The non-specific nature of typical gastrointestinal symptoms associated with irritable bowel syndrome (IBS) can be a barrier to the diagnosis of this condition.
Symptoms of Irritable bowel syndrome (IBS) are often non-specific, including diarrhea, abdominal pain, bloating, postprandial fullness and constipation.
The diagnostic approach should begin with a detailed medical history to correlate the symptoms of the patient with those typical of IBS. The patient should also be asked for a subjective assessment of the severity and impact of symptoms on daily life in order to gain an understanding of the disease burden for the patient. Exclusion of other potential causes in order to avoid mis-diagnosis.
The Rome III criteria [1,2] are the gold standard for IBS diagnosis. The system was developed to classify functional gastrointestinal disorders of the digestive system in which symptoms cannot be explained by the presence of structural or tissue abnormality. The criteria instead classify disorders based on clinical symptoms, outlined as:

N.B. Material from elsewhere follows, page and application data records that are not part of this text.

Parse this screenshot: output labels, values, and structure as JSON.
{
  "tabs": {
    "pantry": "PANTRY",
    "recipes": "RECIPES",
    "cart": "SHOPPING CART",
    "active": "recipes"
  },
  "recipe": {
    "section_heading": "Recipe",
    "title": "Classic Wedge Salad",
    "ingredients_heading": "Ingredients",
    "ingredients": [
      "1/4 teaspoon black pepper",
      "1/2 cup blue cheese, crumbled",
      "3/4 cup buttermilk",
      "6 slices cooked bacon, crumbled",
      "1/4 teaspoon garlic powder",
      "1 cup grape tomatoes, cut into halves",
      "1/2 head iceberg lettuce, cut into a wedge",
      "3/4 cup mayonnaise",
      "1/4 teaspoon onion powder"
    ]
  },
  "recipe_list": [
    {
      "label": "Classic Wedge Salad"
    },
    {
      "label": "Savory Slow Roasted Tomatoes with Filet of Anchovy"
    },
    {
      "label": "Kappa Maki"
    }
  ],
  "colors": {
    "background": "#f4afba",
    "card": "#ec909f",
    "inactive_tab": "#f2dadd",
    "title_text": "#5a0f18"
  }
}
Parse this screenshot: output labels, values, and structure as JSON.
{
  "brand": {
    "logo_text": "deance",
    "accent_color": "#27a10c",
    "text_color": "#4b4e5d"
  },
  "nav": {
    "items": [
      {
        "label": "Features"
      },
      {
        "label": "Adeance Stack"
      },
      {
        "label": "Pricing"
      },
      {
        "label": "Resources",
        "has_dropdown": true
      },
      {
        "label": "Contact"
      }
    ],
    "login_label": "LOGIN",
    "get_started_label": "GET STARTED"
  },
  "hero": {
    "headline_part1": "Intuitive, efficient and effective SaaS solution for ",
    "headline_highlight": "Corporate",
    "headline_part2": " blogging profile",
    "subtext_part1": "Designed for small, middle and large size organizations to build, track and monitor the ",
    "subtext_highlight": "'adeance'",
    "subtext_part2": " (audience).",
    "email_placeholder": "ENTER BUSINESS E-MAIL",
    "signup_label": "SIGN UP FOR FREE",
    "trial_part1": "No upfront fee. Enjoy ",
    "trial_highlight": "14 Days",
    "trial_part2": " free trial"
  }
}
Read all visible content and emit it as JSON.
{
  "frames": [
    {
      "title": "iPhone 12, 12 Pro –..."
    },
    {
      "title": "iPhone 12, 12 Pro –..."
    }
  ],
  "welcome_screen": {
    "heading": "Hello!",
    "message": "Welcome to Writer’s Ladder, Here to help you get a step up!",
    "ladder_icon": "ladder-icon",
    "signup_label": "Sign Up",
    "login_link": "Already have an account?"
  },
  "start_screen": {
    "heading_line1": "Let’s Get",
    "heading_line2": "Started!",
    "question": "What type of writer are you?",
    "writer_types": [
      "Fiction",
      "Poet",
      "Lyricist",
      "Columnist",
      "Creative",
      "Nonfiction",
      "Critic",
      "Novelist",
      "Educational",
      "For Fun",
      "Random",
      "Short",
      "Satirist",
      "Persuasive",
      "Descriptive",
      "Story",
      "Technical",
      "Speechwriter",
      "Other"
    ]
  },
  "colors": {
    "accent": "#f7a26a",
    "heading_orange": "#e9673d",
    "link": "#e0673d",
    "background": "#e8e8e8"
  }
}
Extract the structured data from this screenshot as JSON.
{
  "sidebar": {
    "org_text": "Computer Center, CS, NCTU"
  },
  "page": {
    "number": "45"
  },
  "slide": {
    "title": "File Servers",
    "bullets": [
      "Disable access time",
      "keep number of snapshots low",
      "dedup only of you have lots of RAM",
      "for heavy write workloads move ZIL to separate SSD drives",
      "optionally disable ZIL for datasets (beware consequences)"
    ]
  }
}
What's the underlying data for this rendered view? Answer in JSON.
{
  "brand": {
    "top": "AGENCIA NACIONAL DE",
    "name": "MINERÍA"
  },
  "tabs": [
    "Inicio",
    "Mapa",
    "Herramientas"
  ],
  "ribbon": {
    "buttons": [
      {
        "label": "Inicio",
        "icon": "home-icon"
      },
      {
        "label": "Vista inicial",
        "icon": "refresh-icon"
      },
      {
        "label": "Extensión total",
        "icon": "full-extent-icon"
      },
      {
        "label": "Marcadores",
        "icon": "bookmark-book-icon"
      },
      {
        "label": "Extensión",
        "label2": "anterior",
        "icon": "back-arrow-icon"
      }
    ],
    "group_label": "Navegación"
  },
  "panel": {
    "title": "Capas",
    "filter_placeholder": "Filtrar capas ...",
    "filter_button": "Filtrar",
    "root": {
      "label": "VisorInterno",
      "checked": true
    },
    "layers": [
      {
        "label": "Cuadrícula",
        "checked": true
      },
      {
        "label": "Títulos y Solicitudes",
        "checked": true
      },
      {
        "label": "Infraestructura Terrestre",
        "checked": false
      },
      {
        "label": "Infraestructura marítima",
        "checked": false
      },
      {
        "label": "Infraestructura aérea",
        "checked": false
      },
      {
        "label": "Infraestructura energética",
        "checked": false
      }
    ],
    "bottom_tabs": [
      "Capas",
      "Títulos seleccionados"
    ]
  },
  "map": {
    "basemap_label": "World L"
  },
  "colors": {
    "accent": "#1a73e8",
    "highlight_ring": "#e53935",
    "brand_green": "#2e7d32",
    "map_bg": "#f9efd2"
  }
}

Recurrent abdominal pain or discomfort at least 3 days/month in the last 3 months associated with two or more of the following:
- Improvement with defecation
- Onset associated with a change in frequency of stool
- Onset associated with a change in form (appearance) of stool
UK NICE IBS guidelines [3,4]
The National Institute of Clinical Excellence produced guidance on the diagnosis and management of IBS in 2008. These were updated in 2015 and state that IBS is characterized by the presence of abdominal pain or discomfort, which may be associated with defecation and/or accompanied by a change in bowel habit. This guidance provides further clarification by confirming that symptoms of IBS may include disordered defecation (constipation or diarrhea, or both) and abdominal distension, usually referred to as bloating. Other features such as lethargy, nausea, backache and bladder symptoms are common in people with IBS, and may be used to support the diagnosis.
Despite the availability of Rome III diagnostic criteria, it may still be challenging for healthcare professionals to differentiate IBS from organic disease such as bowel cancer or inflammatory bowel disease, bile acid diarrhea, celiac disease/NCGS or gastrointestinal food allergy. For example, research suggests that undetected celiac disease is present in more than 4% of patients with typical IBS . A detailed case history should be taken and if suspicion arises or red flags are noted then patients should be referred for the appropriate tests or investigations.
Red flag symptoms
The presence of certain ‘red flag’ symptoms in a patient presenting with suspected IBS may indicate an alternative diagnosis and therefore prompt further investigation by the clinician . Such symptoms are outlined below:
- Unintentional and unexplained weight loss
- Rectal bleeding
- Family history of bowel or ovarian cancer
- A change in bowel habit to looser and/or more frequent stools persisting for more than 6 weeks in a person aged over 60 years
- Unexplained anemia
- Abdominal masses
- Rectal masses
- Inflammatory markers for inflammatory bowel disease
- Drossman DA. The functional gastrointestinal disorders and the Rome III process. Gastroenterology. 2006;130(5):1377-90.
- Longstreth GF, Thompson WG, Chey WD, Houghton LA, Mearin F, Spiller RC. Functional bowel disorders. Gastroenterology. 2006;130(5):1480-91.
- Sanders DS, Carter MJ, Hurlstone DP et al. Association of adult coeliac disease with irritable bowel syndrome: a case-control study in patients fulfilling ROME II criteria referred to secondary care. Lancet 2001; 358: 1504-1508
- National Institute for Health and Care Excellence. Irritable bowel syndrome in adults: diagnosis and management of irritable bowel syndrome in primary care. London: NICE; 2015.